- News emerged Wednesday that Meng Wanzhou, the CFO of the Chinese tech giant Huawei, was arrested in Canada on Saturday.
- She is expected to be extradited to the US to face charges that she violated US sanctions on Iran.
- The arrest drew immediate condemnation from Beijing and raised worries among analysts and investors about the seemingly promising signs coming out of the G20 summit meeting between US President Donald Trump and Chinese President Xi Jinping.
- The move also fits into the Trump administration’s larger plan to address China’s growing global influence.
- Meng’s arrest and the Trump administration’s hard line on China mean the US-China trade war “is escalating to a new level,” according to one economist.
After seeming to ease trade tensions with China over the weekend at the G20 summit, the US once again drew the country’s ire Wednesday when news emerged of the arrest of Meng Wanzhou, the CFO of the Chinese tech giant Huawei.

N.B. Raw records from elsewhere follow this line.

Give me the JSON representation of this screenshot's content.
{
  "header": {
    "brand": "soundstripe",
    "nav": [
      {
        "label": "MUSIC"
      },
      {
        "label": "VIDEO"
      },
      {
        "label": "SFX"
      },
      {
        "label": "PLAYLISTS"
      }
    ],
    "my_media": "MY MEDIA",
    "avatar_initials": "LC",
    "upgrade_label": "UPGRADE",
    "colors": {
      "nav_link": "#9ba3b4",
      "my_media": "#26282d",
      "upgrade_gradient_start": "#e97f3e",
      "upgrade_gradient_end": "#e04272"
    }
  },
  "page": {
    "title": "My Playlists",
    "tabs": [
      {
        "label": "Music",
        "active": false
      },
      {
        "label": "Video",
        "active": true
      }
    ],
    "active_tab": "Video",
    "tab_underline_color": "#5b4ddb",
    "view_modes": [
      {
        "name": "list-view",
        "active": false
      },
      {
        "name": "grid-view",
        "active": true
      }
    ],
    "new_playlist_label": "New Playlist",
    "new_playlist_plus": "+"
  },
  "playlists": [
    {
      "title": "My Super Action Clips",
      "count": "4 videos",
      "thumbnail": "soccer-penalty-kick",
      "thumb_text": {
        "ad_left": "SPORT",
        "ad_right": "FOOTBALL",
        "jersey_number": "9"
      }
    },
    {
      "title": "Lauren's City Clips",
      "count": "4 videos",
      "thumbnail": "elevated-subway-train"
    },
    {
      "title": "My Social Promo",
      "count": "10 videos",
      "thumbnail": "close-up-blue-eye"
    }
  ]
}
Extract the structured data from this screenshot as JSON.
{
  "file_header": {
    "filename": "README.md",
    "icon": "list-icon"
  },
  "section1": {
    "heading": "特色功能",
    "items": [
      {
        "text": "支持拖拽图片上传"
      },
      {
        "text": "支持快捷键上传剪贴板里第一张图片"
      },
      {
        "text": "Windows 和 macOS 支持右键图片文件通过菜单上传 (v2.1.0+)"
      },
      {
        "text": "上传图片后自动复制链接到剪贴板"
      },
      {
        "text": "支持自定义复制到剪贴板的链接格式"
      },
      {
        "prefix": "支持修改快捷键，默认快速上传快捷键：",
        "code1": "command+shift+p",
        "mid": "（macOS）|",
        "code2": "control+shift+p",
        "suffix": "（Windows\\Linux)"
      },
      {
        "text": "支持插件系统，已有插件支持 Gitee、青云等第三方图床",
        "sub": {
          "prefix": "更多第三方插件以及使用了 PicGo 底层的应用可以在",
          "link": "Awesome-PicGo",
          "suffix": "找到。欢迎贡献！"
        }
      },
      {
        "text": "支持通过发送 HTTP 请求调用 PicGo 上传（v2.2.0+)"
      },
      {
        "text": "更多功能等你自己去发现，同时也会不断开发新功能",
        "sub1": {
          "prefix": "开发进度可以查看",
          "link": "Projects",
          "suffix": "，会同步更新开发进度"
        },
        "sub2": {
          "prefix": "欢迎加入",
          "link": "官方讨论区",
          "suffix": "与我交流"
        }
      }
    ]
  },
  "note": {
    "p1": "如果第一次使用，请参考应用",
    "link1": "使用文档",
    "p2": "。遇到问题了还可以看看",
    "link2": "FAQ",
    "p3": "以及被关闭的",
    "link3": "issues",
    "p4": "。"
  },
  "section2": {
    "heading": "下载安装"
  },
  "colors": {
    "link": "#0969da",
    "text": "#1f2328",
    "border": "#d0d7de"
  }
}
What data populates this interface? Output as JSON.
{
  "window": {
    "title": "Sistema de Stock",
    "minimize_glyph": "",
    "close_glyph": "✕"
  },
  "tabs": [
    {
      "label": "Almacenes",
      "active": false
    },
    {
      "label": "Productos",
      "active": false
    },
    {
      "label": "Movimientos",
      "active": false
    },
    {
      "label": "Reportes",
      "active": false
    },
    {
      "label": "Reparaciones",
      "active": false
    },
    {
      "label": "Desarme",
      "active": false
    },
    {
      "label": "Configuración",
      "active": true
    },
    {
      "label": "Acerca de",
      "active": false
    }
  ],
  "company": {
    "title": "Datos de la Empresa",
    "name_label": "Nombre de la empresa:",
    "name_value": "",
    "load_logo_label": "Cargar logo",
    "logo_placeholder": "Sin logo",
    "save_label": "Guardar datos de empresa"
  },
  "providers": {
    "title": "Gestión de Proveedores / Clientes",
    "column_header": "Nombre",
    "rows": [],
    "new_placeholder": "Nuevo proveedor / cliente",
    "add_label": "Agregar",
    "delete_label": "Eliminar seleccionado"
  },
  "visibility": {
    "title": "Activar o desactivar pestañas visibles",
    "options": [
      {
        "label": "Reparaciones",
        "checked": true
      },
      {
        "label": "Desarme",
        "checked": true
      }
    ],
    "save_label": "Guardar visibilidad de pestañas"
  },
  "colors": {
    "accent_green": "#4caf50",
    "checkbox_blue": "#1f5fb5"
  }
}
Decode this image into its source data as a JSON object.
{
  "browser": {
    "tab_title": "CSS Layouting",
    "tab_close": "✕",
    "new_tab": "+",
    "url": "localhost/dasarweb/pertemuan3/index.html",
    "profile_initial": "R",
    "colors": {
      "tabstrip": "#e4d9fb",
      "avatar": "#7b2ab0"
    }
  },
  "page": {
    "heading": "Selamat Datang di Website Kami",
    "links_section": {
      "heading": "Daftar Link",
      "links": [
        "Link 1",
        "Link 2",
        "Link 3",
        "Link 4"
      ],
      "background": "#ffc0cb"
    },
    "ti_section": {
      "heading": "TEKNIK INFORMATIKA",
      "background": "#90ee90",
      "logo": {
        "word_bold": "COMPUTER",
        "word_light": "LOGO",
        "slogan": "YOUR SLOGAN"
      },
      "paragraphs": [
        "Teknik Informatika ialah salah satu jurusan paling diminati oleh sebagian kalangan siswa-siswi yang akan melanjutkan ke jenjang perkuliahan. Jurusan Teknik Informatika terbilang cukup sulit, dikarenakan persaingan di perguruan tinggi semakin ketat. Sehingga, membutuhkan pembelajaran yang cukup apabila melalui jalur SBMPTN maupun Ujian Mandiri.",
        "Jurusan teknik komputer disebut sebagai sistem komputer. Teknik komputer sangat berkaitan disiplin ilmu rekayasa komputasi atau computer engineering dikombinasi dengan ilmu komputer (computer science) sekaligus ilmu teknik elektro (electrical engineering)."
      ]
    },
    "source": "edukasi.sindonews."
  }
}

Meng, the daughter of Huawei’s founder, Ren Zhengfei, was arrested in Canada on Saturday and is expected to be extradited to the US on charges of violating US sanctions on Iran.
The move prompted immediate condemnation by Chinese officials and state media. It also raised growing fears among investors and analysts that the trade truce between President Donald Trump and Chinese President Xi Jinping might already be dissipating.
“We believe this is a clear signal that the trade war is escalating to a new level,” Zhiwei Zhang, Deutsche Bank’s chief China economist, said Thursday. “We think the probability of US and China reaching a trade deal by March 1 has dropped to 30% from 40%.”
While the arrest may not be directly related to the talks and a trade deal with China may still be reached – so far Chinese officials have seemed enthusiastic about reaching an agreement – the development could add a complicating factor to the talks according to Zhang. It’s also the latest example that the confrontation goes beyond trade.
Stock markets across Asia and Europe took a nosedive following the news, and US markets opened similarly ugly. The Dow Jones industrial average fell nearly 800 points during trading on Thursday but recovered late in the session following a Wall Street Journal report that the Federal Reserve was planning to take a more cautious approach to their interest rate hikes.
For the day the Dow was down just 80 points, or 0.32%, the S&P 500 fell 4 points, or 0.15%, and the tech-heavy Nasdaq actually pushed into the green, gaining 30 points, or 0.4%.
While most of the focus during the conflict with China has been on Trump’s tariffs, Meng’s arrest is a reminder that the Trump administration’s battles aren’t confined to duties on goods.
The Department of Justice and other parts of the Trump administration have also stepped up their crackdown in an attempt to address what the administration sees as systemic problems with China’s economic practices.
In just the past few months, the Department of Justice has taken several actions:
- September 25: The DOJ arrested Ji Chaoqun, a Chinese national in the US on a student visa, accusing him of working for China’s Ministry of State Security in an attempt to contact engineers and scientists in the US with Chinese backgrounds.
- October 10: The US arrested Yanjun Xu, a senior MSS officer, after luring him to Belgium. The DOJ accused the Chinese officer of attempting to steal trade secrets.
- November 1: The DOJ announced the creation of a task force called the China Initiative that is designed to go after Chinese economic espionage.
Meng’s arrest was the highest-profile of the actions to date, and while the exact details of the arrest remain unclear the pattern paints a picture of an increased focus on China’s economic actions across the US government. This isn’t to say that previous administration’s haven’t addressed similar problems, but the focus by the Trump administration appears to be sending an intentional message.
While still serving as US attorney general, Jeff Sessions made the administration’s position clear in a press conference announcing the China Initiative.
“As the cases I’ve discussed have shown, Chinese economic espionage against the United States has been increasing – and it has been increasing rapidly,” Sessions said. “We are here today to say: enough is enough. We’re not going to take it anymore.”
The US is also considering expanding the list of technologies barred from being exported to China and introducing investment restrictions for Chinese firms in the US.
The Section 301 investigation on which the US tariffs were originally predicated focuses heavily on the theft of US companies’ intellectual property and forced technology transfers. Zhang said the chances of a deal to address those issues just got slimmer following Meng’s arrest.
“Public opinion in China will likely become more negative in respect to the trade war, and potentially against US companies,” Zhang said. “The government may find it difficult to tell the public that they have offered significant concessions to the US. The trade talk has just been resumed at the G20 meeting; now its outlook has darkened.”